Indian aspirations of uranium treasury could be best seen in the statement made by Prime Minister Narendra Modi who described uranium as “not just a mineral but an article of faith for India.” The on-going uranium sales to India is at its peak since 2005 right after the US announced its budding strategic partnership with India. The US called India as its like-minded, best strategic partner and granted it an immensely gigantic uranium deal by paying all the prices whether it comes amend its domestic laws or requesting waiver from the export control cartel, NSG. Ever since then, India went for similar deals with Australia, Kazakhstan, France and many other countries.
Palpably, Tony Abbott signed the agreement to make Australia a “long-term, reliable supplier of uranium to India” in New Delhi. Article six of the treaty grants India unprecedented open-ended “reprocessing consent”, which could leave Australia without a say in how the nuclear material it shipped to India was used. Ironically, when uranium is used to generate electricity, weapons-grade plutonium can be recovered as a byproduct and “reprocessed” to create more energy or to produce nuclear weapons.
Since the treaty permits India to reprocess Australian uranium provided it does so in a US-approved facility. But Carlson, now a fellow at the Lowy Institute, said the US deal with India did not specify how the resulting plutonium should be managed. Similarly, he showed skepticism over the use of plutonium by this deal too.
Indian uranium deals with Kazakhstan and Australia. It imports around 40 per cent of its requirement — between 2008 and 2014, imports of uranium totaled 4,458 metric tonnes, 2,058 MT of which came from Russia’s Tvel Corporation, 2,100 MT from NAC Kazatomprom of Kazakhstan and 300 MT from Areva of France.

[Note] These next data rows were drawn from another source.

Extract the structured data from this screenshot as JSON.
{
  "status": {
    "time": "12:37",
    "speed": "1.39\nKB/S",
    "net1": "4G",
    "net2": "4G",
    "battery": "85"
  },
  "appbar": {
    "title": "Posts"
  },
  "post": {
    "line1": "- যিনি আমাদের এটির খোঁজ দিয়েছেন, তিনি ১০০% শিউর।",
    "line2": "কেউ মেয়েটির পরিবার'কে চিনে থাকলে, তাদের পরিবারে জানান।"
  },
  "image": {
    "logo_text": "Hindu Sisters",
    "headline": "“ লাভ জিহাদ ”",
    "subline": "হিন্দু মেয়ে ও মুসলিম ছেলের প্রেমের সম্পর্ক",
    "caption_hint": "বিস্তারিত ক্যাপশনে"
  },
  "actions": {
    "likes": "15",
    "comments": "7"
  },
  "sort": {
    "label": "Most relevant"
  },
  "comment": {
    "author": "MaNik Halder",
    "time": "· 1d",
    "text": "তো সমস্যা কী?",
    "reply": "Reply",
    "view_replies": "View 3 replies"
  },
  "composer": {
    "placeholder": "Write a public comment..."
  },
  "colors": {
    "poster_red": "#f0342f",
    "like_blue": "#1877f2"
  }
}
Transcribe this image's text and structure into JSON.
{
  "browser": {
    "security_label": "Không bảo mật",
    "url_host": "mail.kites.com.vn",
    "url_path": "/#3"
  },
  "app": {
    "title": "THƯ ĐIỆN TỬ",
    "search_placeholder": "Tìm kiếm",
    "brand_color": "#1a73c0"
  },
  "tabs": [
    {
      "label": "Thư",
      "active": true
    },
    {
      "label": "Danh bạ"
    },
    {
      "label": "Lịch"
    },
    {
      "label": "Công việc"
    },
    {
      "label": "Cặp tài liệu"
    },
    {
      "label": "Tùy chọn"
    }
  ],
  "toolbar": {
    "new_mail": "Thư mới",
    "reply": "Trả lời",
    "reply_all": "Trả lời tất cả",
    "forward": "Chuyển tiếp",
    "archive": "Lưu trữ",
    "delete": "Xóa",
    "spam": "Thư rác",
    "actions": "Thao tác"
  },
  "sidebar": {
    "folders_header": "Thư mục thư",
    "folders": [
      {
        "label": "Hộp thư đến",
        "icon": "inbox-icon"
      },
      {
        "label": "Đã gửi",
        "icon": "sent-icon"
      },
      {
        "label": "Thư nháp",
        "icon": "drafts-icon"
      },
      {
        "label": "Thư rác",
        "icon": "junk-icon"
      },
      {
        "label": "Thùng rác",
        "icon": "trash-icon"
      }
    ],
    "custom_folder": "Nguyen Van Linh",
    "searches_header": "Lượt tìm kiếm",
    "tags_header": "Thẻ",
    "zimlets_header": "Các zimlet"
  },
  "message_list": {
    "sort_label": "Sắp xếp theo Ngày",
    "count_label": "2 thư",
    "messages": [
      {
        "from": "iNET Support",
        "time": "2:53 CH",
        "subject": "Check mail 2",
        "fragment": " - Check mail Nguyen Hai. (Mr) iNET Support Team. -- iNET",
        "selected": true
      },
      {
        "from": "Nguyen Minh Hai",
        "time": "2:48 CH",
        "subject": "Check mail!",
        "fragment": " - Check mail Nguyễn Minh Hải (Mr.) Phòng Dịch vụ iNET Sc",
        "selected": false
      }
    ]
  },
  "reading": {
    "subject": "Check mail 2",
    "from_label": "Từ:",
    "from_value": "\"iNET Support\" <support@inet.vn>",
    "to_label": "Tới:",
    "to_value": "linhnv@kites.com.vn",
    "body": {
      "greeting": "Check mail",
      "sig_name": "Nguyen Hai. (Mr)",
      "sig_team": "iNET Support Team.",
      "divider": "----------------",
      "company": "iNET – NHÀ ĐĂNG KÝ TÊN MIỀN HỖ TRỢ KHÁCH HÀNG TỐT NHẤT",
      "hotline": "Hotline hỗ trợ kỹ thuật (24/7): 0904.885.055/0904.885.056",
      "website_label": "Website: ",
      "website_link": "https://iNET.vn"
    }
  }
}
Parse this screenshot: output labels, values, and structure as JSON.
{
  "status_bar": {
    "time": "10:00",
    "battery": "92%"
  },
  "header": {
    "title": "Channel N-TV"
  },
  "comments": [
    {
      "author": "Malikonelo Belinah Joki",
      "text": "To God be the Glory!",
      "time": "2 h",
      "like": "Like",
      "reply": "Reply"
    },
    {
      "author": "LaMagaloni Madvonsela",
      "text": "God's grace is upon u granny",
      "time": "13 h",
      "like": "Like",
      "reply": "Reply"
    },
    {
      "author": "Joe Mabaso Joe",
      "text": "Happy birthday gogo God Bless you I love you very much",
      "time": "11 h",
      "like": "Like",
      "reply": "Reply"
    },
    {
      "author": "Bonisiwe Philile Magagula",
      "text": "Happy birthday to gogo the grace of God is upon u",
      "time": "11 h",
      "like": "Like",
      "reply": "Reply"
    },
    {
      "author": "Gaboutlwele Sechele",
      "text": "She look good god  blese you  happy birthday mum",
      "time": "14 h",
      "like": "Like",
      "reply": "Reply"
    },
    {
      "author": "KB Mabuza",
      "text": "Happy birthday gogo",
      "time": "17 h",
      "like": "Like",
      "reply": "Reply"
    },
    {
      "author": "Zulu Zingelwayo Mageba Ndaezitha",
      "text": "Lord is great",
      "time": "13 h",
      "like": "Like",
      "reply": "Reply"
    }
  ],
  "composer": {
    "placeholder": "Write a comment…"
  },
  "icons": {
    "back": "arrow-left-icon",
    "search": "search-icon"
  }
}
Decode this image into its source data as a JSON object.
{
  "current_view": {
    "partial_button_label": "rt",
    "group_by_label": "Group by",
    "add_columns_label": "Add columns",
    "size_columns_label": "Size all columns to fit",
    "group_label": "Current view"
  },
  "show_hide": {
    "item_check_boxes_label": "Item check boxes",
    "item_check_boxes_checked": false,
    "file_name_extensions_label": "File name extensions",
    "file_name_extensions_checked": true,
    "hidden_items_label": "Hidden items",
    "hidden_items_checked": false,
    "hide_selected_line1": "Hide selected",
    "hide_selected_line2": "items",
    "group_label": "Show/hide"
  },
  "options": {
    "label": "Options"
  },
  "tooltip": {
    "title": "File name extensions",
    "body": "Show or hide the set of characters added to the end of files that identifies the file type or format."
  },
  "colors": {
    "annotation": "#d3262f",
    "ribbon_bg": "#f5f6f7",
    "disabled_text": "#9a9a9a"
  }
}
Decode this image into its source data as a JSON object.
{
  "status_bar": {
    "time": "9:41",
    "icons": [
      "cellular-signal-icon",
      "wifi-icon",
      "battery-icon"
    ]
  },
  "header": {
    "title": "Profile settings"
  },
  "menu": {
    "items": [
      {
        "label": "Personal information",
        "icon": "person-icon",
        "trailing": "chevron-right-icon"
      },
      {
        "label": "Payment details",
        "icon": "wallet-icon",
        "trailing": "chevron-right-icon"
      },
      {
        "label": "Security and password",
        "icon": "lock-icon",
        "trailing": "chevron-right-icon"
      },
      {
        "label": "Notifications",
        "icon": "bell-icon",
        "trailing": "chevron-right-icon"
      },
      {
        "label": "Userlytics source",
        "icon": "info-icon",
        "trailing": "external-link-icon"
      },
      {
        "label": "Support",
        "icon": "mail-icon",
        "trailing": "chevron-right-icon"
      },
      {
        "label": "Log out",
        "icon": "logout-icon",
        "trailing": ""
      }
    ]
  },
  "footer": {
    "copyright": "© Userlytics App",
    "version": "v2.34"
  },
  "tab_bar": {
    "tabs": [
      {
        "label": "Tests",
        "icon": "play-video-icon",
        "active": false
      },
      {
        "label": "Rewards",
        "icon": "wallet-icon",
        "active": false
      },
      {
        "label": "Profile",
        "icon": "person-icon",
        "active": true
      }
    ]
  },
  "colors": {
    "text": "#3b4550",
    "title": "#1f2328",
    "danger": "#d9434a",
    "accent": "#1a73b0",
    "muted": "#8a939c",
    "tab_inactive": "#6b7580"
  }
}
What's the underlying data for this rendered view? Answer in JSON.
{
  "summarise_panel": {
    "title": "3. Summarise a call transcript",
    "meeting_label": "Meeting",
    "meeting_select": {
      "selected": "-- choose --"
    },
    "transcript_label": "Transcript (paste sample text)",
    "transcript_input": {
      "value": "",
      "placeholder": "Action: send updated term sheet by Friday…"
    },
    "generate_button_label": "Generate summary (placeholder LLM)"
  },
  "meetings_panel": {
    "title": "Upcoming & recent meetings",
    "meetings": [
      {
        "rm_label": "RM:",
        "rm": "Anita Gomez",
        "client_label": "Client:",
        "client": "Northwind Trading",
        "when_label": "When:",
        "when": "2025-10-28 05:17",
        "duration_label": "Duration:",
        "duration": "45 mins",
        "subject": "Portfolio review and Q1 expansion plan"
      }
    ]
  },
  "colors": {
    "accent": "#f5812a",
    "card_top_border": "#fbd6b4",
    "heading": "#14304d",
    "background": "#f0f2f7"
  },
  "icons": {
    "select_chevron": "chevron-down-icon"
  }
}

It is not possible to exactly identify how much uranium does India produces. Ironically, Indian government has never released fixed or exact data on local uranium production, but it is estimated to be around 350-400 MT. Total Indian reserves are estimated at 181,600 MT, mainly in Andhra Pradesh, Jharkhand and Meghalaya.
Acknowledging the fact that India is inclined towards uranium usage day by day, India has 21 operational nuclear reactors and six under construction, which use uranium as fuel. The nuclear component of India’s energy production is currently under 3 per cent at 6,000 MW. By 2032, India expects to have 45,000 MW of nuclear capacity, provided it has assured uranium fuel supplies.
India is believed to have stores of up to 110 warheads. A 2012 report by India’s auditor-general facilities were under-resourced and poorly regulated. When such facilities would be kept open-ended without any check and balance upon them, it is obvious that they would be subject of miss use and miss handled. The truth is written very openly in one of the clauses of the 123 agreement that the by-product material shall not be subject to safeguards or any other form of verification under this Agreement, unless it has been decided otherwise by prior mutual agreement in writing between the two Parties. Factually, India is getting Uranium and its indigenous PHWR plants are now able to run on full capacity. Also, India is in a position to set up many more of the 700 MWe indigenous units … 4 are already under construction, and 12 more under advanced stages of planning. Given that India is estimated to possess reserves of about 80,000–112,369 tons of uranium, India has more than enough fissile material to supply its nuclear weapons program, even if it restricted Plutonium production to only 8 of the country’s 17 current reactors, and then further restricted Plutonium production to only 1/4 of the fuel core of these reactors.
According to the calculations of one of the key advisers to the US Nuclear deal negotiating team, Ashley Tellis: operating India’s eight unsafeguarded PHWRs in such a [conservative] regime would bequeath New Delhi with some 12,135–13,370 kilograms of weapons-grade plutonium, which is sufficient to produce between 2,023–2,228 nuclear weapons over and above those already existing in the Indian arsenal. Although no Indian analyst, let alone a policy maker, has ever advocated any nuclear inventory that even remotely approximates such numbers, this heuristic exercise confirms that New Delhi has the capability to produce a gigantic nuclear arsenal while subsisting well within the lowest estimates of its known uranium reserves.
This growing inclination towards uranium reservations and increasing disastrous and advanced level weaponry would adversary impact the regional security architecture and strategic stability concerns. Keeping the above mentioned clues, it is not only India behind this entire catastrophe; it is in effect a part of a colossal plan of the entire power seeking community.